REQUIRED WORK> A verbatim copy of each record is required.

(Page and application data records)

== == ==

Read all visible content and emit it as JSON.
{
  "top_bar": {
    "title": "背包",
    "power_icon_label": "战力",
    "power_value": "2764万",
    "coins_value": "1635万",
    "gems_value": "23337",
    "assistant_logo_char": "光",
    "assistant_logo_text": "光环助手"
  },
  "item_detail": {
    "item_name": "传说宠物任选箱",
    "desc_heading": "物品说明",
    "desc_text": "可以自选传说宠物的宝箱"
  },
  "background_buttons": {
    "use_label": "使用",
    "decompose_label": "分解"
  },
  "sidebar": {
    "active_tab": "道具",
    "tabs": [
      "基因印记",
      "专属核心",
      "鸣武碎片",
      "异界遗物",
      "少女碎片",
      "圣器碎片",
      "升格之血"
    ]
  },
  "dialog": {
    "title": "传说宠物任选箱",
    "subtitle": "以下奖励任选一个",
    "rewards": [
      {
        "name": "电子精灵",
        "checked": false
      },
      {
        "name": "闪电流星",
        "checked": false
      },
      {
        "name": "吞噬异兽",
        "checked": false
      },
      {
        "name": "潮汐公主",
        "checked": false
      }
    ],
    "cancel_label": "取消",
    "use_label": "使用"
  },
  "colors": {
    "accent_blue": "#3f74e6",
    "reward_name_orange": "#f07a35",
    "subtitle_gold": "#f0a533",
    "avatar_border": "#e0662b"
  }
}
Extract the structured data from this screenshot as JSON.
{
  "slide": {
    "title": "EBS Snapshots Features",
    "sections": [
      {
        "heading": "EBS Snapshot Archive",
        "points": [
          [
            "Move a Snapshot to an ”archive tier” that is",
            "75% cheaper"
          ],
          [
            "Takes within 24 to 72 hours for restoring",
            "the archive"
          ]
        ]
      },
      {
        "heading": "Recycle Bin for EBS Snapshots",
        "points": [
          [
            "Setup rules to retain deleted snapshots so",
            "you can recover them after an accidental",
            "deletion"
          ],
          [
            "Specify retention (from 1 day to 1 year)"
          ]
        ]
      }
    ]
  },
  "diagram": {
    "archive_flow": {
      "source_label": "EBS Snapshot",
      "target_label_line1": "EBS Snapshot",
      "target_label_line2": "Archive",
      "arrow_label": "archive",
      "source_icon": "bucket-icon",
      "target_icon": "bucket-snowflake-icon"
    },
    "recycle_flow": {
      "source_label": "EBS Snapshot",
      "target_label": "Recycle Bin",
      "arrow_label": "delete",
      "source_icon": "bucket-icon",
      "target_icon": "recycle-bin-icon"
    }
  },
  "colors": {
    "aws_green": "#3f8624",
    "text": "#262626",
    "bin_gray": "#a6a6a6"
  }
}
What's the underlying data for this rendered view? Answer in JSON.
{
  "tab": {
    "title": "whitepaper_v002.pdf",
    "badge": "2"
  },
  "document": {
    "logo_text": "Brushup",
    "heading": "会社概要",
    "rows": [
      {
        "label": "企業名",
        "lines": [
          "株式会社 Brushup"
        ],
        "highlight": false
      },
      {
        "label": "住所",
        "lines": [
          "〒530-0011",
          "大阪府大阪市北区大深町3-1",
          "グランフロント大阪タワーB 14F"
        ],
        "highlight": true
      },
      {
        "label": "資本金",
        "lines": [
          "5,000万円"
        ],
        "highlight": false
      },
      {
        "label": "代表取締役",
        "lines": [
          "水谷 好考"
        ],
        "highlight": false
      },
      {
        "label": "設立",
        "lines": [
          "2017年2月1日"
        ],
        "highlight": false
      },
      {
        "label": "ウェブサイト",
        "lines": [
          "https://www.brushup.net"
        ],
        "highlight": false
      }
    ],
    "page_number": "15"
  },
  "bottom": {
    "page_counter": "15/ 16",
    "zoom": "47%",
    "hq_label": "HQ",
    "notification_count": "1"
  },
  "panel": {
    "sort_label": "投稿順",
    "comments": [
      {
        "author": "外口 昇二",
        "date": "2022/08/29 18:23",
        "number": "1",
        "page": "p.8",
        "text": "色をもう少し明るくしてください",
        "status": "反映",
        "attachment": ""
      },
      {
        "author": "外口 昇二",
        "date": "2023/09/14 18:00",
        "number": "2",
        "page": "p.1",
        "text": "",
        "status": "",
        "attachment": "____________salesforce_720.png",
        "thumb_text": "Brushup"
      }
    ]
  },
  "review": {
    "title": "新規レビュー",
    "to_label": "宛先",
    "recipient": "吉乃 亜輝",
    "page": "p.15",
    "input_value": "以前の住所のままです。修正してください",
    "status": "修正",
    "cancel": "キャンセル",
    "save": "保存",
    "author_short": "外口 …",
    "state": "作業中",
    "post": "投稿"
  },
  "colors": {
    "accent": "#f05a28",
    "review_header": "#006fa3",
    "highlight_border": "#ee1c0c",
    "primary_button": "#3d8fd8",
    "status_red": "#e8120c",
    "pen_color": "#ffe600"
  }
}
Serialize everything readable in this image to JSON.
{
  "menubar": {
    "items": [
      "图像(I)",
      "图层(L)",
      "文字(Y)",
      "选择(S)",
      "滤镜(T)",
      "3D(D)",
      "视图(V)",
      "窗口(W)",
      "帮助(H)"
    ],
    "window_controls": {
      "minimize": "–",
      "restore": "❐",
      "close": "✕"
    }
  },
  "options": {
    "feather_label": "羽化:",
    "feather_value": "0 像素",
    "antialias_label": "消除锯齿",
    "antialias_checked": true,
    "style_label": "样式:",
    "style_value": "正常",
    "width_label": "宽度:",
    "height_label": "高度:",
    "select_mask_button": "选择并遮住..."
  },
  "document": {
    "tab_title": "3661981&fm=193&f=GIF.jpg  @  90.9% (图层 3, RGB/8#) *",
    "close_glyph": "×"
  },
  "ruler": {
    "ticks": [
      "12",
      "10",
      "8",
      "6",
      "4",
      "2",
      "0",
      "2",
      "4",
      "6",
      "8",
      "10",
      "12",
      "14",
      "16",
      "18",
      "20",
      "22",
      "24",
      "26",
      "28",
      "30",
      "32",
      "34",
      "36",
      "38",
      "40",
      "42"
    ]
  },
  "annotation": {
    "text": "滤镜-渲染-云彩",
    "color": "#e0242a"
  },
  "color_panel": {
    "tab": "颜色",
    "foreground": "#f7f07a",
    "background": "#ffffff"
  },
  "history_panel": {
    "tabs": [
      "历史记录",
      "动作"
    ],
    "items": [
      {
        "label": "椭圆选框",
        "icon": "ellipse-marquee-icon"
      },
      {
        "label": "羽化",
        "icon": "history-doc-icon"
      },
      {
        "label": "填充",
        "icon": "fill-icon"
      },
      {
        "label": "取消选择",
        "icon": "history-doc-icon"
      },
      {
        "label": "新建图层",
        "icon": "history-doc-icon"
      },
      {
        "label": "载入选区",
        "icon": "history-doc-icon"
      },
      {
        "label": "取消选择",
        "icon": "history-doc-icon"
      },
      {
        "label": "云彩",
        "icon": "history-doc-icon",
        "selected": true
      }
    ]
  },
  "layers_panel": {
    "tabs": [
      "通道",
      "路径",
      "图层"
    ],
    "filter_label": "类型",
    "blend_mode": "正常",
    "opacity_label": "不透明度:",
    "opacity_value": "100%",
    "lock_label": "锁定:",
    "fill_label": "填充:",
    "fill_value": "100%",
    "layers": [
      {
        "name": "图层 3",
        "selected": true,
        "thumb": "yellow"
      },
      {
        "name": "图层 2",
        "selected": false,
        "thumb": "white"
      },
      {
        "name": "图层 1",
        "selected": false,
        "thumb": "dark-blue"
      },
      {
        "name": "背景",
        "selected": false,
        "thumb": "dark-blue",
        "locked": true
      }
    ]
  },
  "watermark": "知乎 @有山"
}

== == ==

WRITTEN ANSWER>
Read all visible content and emit it as JSON.
{
  "top_bar": {
    "title": "背包",
    "power_icon_label": "战力",
    "power_value": "2764万",
    "coins_value": "1635万",
    "gems_value": "23337",
    "assistant_logo_char": "光",
    "assistant_logo_text": "光环助手"
  },
  "item_detail": {
    "item_name": "传说宠物任选箱",
    "desc_heading": "物品说明",
    "desc_text": "可以自选传说宠物的宝箱"
  },
  "background_buttons": {
    "use_label": "使用",
    "decompose_label": "分解"
  },
  "sidebar": {
    "active_tab": "道具",
    "tabs": [
      "基因印记",
      "专属核心",
      "鸣武碎片",
      "异界遗物",
      "少女碎片",
      "圣器碎片",
      "升格之血"
    ]
  },
  "dialog": {
    "title": "传说宠物任选箱",
    "subtitle": "以下奖励任选一个",
    "rewards": [
      {
        "name": "电子精灵",
        "checked": false
      },
      {
        "name": "闪电流星",
        "checked": false
      },
      {
        "name": "吞噬异兽",
        "checked": false
      },
      {
        "name": "潮汐公主",
        "checked": false
      }
    ],
    "cancel_label": "取消",
    "use_label": "使用"
  },
  "colors": {
    "accent_blue": "#3f74e6",
    "reward_name_orange": "#f07a35",
    "subtitle_gold": "#f0a533",
    "avatar_border": "#e0662b"
  }
}
Extract the structured data from this screenshot as JSON.
{
  "slide": {
    "title": "EBS Snapshots Features",
    "sections": [
      {
        "heading": "EBS Snapshot Archive",
        "points": [
          [
            "Move a Snapshot to an ”archive tier” that is",
            "75% cheaper"
          ],
          [
            "Takes within 24 to 72 hours for restoring",
            "the archive"
          ]
        ]
      },
      {
        "heading": "Recycle Bin for EBS Snapshots",
        "points": [
          [
            "Setup rules to retain deleted snapshots so",
            "you can recover them after an accidental",
            "deletion"
          ],
          [
            "Specify retention (from 1 day to 1 year)"
          ]
        ]
      }
    ]
  },
  "diagram": {
    "archive_flow": {
      "source_label": "EBS Snapshot",
      "target_label_line1": "EBS Snapshot",
      "target_label_line2": "Archive",
      "arrow_label": "archive",
      "source_icon": "bucket-icon",
      "target_icon": "bucket-snowflake-icon"
    },
    "recycle_flow": {
      "source_label": "EBS Snapshot",
      "target_label": "Recycle Bin",
      "arrow_label": "delete",
      "source_icon": "bucket-icon",
      "target_icon": "recycle-bin-icon"
    }
  },
  "colors": {
    "aws_green": "#3f8624",
    "text": "#262626",
    "bin_gray": "#a6a6a6"
  }
}
What's the underlying data for this rendered view? Answer in JSON.
{
  "tab": {
    "title": "whitepaper_v002.pdf",
    "badge": "2"
  },
  "document": {
    "logo_text": "Brushup",
    "heading": "会社概要",
    "rows": [
      {
        "label": "企業名",
        "lines": [
          "株式会社 Brushup"
        ],
        "highlight": false
      },
      {
        "label": "住所",
        "lines": [
          "〒530-0011",
          "大阪府大阪市北区大深町3-1",
          "グランフロント大阪タワーB 14F"
        ],
        "highlight": true
      },
      {
        "label": "資本金",
        "lines": [
          "5,000万円"
        ],
        "highlight": false
      },
      {
        "label": "代表取締役",
        "lines": [
          "水谷 好考"
        ],
        "highlight": false
      },
      {
        "label": "設立",
        "lines": [
          "2017年2月1日"
        ],
        "highlight": false
      },
      {
        "label": "ウェブサイト",
        "lines": [
          "https://www.brushup.net"
        ],
        "highlight": false
      }
    ],
    "page_number": "15"
  },
  "bottom": {
    "page_counter": "15/ 16",
    "zoom": "47%",
    "hq_label": "HQ",
    "notification_count": "1"
  },
  "panel": {
    "sort_label": "投稿順",
    "comments": [
      {
        "author": "外口 昇二",
        "date": "2022/08/29 18:23",
        "number": "1",
        "page": "p.8",
        "text": "色をもう少し明るくしてください",
        "status": "反映",
        "attachment": ""
      },
      {
        "author": "外口 昇二",
        "date": "2023/09/14 18:00",
        "number": "2",
        "page": "p.1",
        "text": "",
        "status": "",
        "attachment": "____________salesforce_720.png",
        "thumb_text": "Brushup"
      }
    ]
  },
  "review": {
    "title": "新規レビュー",
    "to_label": "宛先",
    "recipient": "吉乃 亜輝",
    "page": "p.15",
    "input_value": "以前の住所のままです。修正してください",
    "status": "修正",
    "cancel": "キャンセル",
    "save": "保存",
    "author_short": "外口 …",
    "state": "作業中",
    "post": "投稿"
  },
  "colors": {
    "accent": "#f05a28",
    "review_header": "#006fa3",
    "highlight_border": "#ee1c0c",
    "primary_button": "#3d8fd8",
    "status_red": "#e8120c",
    "pen_color": "#ffe600"
  }
}
Serialize everything readable in this image to JSON.
{
  "menubar": {
    "items": [
      "图像(I)",
      "图层(L)",
      "文字(Y)",
      "选择(S)",
      "滤镜(T)",
      "3D(D)",
      "视图(V)",
      "窗口(W)",
      "帮助(H)"
    ],
    "window_controls": {
      "minimize": "–",
      "restore": "❐",
      "close": "✕"
    }
  },
  "options": {
    "feather_label": "羽化:",
    "feather_value": "0 像素",
    "antialias_label": "消除锯齿",
    "antialias_checked": true,
    "style_label": "样式:",
    "style_value": "正常",
    "width_label": "宽度:",
    "height_label": "高度:",
    "select_mask_button": "选择并遮住..."
  },
  "document": {
    "tab_title": "3661981&fm=193&f=GIF.jpg  @  90.9% (图层 3, RGB/8#) *",
    "close_glyph": "×"
  },
  "ruler": {
    "ticks": [
      "12",
      "10",
      "8",
      "6",
      "4",
      "2",
      "0",
      "2",
      "4",
      "6",
      "8",
      "10",
      "12",
      "14",
      "16",
      "18",
      "20",
      "22",
      "24",
      "26",
      "28",
      "30",
      "32",
      "34",
      "36",
      "38",
      "40",
      "42"
    ]
  },
  "annotation": {
    "text": "滤镜-渲染-云彩",
    "color": "#e0242a"
  },
  "color_panel": {
    "tab": "颜色",
    "foreground": "#f7f07a",
    "background": "#ffffff"
  },
  "history_panel": {
    "tabs": [
      "历史记录",
      "动作"
    ],
    "items": [
      {
        "label": "椭圆选框",
        "icon": "ellipse-marquee-icon"
      },
      {
        "label": "羽化",
        "icon": "history-doc-icon"
      },
      {
        "label": "填充",
        "icon": "fill-icon"
      },
      {
        "label": "取消选择",
        "icon": "history-doc-icon"
      },
      {
        "label": "新建图层",
        "icon": "history-doc-icon"
      },
      {
        "label": "载入选区",
        "icon": "history-doc-icon"
      },
      {
        "label": "取消选择",
        "icon": "history-doc-icon"
      },
      {
        "label": "云彩",
        "icon": "history-doc-icon",
        "selected": true
      }
    ]
  },
  "layers_panel": {
    "tabs": [
      "通道",
      "路径",
      "图层"
    ],
    "filter_label": "类型",
    "blend_mode": "正常",
    "opacity_label": "不透明度:",
    "opacity_value": "100%",
    "lock_label": "锁定:",
    "fill_label": "填充:",
    "fill_value": "100%",
    "layers": [
      {
        "name": "图层 3",
        "selected": true,
        "thumb": "yellow"
      },
      {
        "name": "图层 2",
        "selected": false,
        "thumb": "white"
      },
      {
        "name": "图层 1",
        "selected": false,
        "thumb": "dark-blue"
      },
      {
        "name": "背景",
        "selected": false,
        "thumb": "dark-blue",
        "locked": true
      }
    ]
  },
  "watermark": "知乎 @有山"
}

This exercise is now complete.